It was our final day together
During an awkward time, strolling purposely in the woods
Beyond town, sheltered by the interconnected canopy
Of colluding beech, joined in suppositious intimacy.
Pausing where serried rows of heavy-leafed fern gathered
Around a half-hidden stream,
And we stopped, lying down to make love.
In the cold fading light.
Fox and badger shuffled anxiously away, spooked by our jerky movements and unsteady moans.
We parted as the moon began blooming in the dark sky,
She returning to her husband, I to my wife.
I saw her again, I, an old man in a dirty coat fluttering in the wind,
Snatching at dying memories, remembering
A hundred other women in a hundred places,
Their features in lustful heat evaporating like water.
Seated on a park bench, a grandmother with a swollen leg
Bent over and senile, I, in a momentary, flashing epiphany, recognised her smile.
Her eyes, that once I loved, shrivelled by cataracts, she bellowed
At ghosts in the sunlight.
Identifying her long-dead husband in the gathering shadows.
Our frequent copulation had always been long and energetic
Enough to light up half the town, our laughter lighted
Up the rest.
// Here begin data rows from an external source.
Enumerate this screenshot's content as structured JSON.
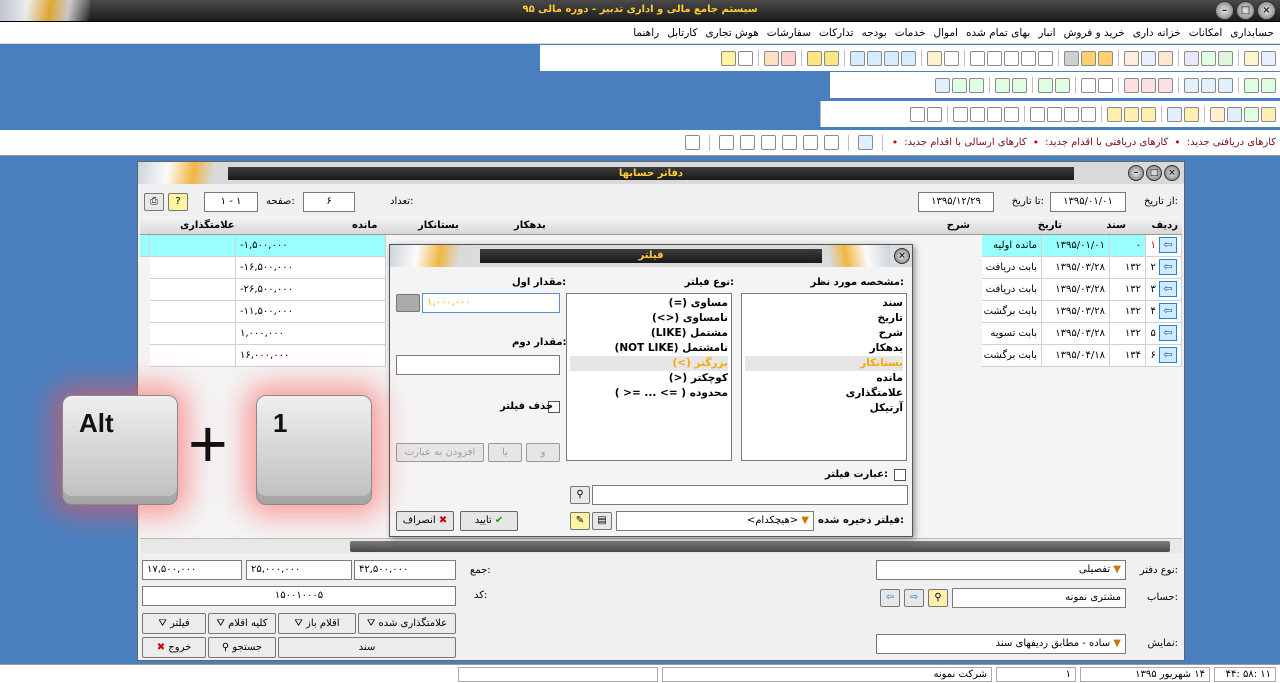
{
  "app_title": "سیستم جامع مالی و اداری تدبیر - دوره مالی ۹۵",
  "menu": [
    "حسابداری",
    "امکانات",
    "خزانه داری",
    "خرید و فروش",
    "انبار",
    "بهای تمام شده",
    "اموال",
    "خدمات",
    "بودجه",
    "تدارکات",
    "سفارشات",
    "هوش تجاری",
    "کارتابل",
    "راهنما"
  ],
  "notifications": {
    "received": "کارهای دریافتی جدید:",
    "received_action": "کارهای دریافتی با اقدام جدید:",
    "sent_action": "کارهای ارسالی با اقدام جدید:",
    "dot": "•"
  },
  "ledger": {
    "title": "دفاتر حسابها",
    "from_date_label": "از تاریخ:",
    "from_date": "۱۳۹۵/۰۱/۰۱",
    "to_date_label": "تا تاریخ:",
    "to_date": "۱۳۹۵/۱۲/۲۹",
    "count_label": "تعداد:",
    "count": "۶",
    "page_label": "صفحه:",
    "page": "۱ - ۱",
    "columns": {
      "row": "ردیف",
      "doc": "سند",
      "date": "تاریخ",
      "desc": "شرح",
      "debit": "بدهکار",
      "credit": "بستانکار",
      "balance": "مانده",
      "mark": "علامتگذاری"
    },
    "rows": [
      {
        "row": "۱",
        "doc": "۰",
        "date": "۱۳۹۵/۰۱/۰۱",
        "desc": "مانده اولیه",
        "balance": "-۱,۵۰۰,۰۰۰"
      },
      {
        "row": "۲",
        "doc": "۱۳۲",
        "date": "۱۳۹۵/۰۳/۲۸",
        "desc": "بابت دریافت",
        "balance": "-۱۶,۵۰۰,۰۰۰"
      },
      {
        "row": "۳",
        "doc": "۱۳۲",
        "date": "۱۳۹۵/۰۳/۲۸",
        "desc": "بابت دریافت",
        "balance": "-۲۶,۵۰۰,۰۰۰"
      },
      {
        "row": "۴",
        "doc": "۱۳۲",
        "date": "۱۳۹۵/۰۳/۲۸",
        "desc": "بابت برگشت",
        "balance": "-۱۱,۵۰۰,۰۰۰"
      },
      {
        "row": "۵",
        "doc": "۱۳۲",
        "date": "۱۳۹۵/۰۳/۲۸",
        "desc": "بابت تسویه",
        "balance": "۱,۰۰۰,۰۰۰"
      },
      {
        "row": "۶",
        "doc": "۱۳۴",
        "date": "۱۳۹۵/۰۴/۱۸",
        "desc": "بابت برگشت",
        "balance": "۱۶,۰۰۰,۰۰۰"
      }
    ],
    "totals_label": "جمع:",
    "total_debit": "۴۲,۵۰۰,۰۰۰",
    "total_credit": "۲۵,۰۰۰,۰۰۰",
    "total_balance": "۱۷,۵۰۰,۰۰۰",
    "code_label": "کد:",
    "code": "۱۵۰۰۱۰۰۰۵",
    "book_type_label": "نوع دفتر:",
    "book_type": "تفصیلی",
    "account_label": "حساب:",
    "account": "مشتری نمونه",
    "display_label": "نمایش:",
    "display": "ساده - مطابق ردیفهای سند",
    "buttons": {
      "filter": "فیلتر",
      "all_items": "کلیه اقلام",
      "open_items": "اقلام باز",
      "marked": "علامتگذاری شده",
      "exit": "خروج",
      "search": "جستجو",
      "doc": "سند"
    }
  },
  "filter": {
    "title": "فیلتر",
    "field_label": "مشخصه مورد نظر:",
    "fields": [
      "سند",
      "تاریخ",
      "شرح",
      "بدهکار",
      "بستانکار",
      "مانده",
      "علامتگذاری",
      "آرتیکل"
    ],
    "selected_field": "بستانکار",
    "type_label": "نوع فیلتر:",
    "types": [
      "مساوی (=)",
      "نامساوی (<>)",
      "مشتمل (LIKE)",
      "نامشتمل (NOT LIKE)",
      "بزرگتر (>)",
      "کوچکتر (<)",
      "محدوده ( => ... =< )"
    ],
    "selected_type": "بزرگتر (>)",
    "first_value_label": "مقدار اول:",
    "first_value": "۱,۰۰۰,۰۰۰",
    "second_value_label": "مقدار دوم:",
    "second_value": "",
    "delete_filter": "حذف فیلتر",
    "add_btn": "افزودن به عبارت",
    "or_btn": "یا",
    "and_btn": "و",
    "expression_label": "عبارت فیلتر:",
    "saved_label": "فیلتر ذخیره شده:",
    "saved_value": "<هیچکدام>",
    "ok": "تایید",
    "cancel": "انصراف"
  },
  "keys": {
    "first": "Alt",
    "second": "1",
    "plus": "+"
  },
  "status": {
    "time": "۱۱ :۵۸ :۴۴",
    "date": "۱۴ شهریور ۱۳۹۵",
    "num": "۱",
    "company": "شرکت نمونه"
  }
}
Walking through the fields or sitting in modest
Restaurants, our conversation roamed from favoured food to preferred, most stimulating books.
Mutually absorbed, we happily exhausted our youth!
Fifty years later, dribbling through
Pavement traffic, a strange, erratic
Coalition of people, bikes and mobility scooters,
She thrust out a shrivelled arm towards me,
An exclamation mark on a memory of soft bleached skin
Dripping with love,
Vaguely recalling me as a shade from a more
I shrank away from that shambling, once beautiful, form,
Refusing and betraying her,
Our lives and bodies once gloriously entwined; her fate also mine.
I remained unalterably committed to her altered end,
Minds fading gently together.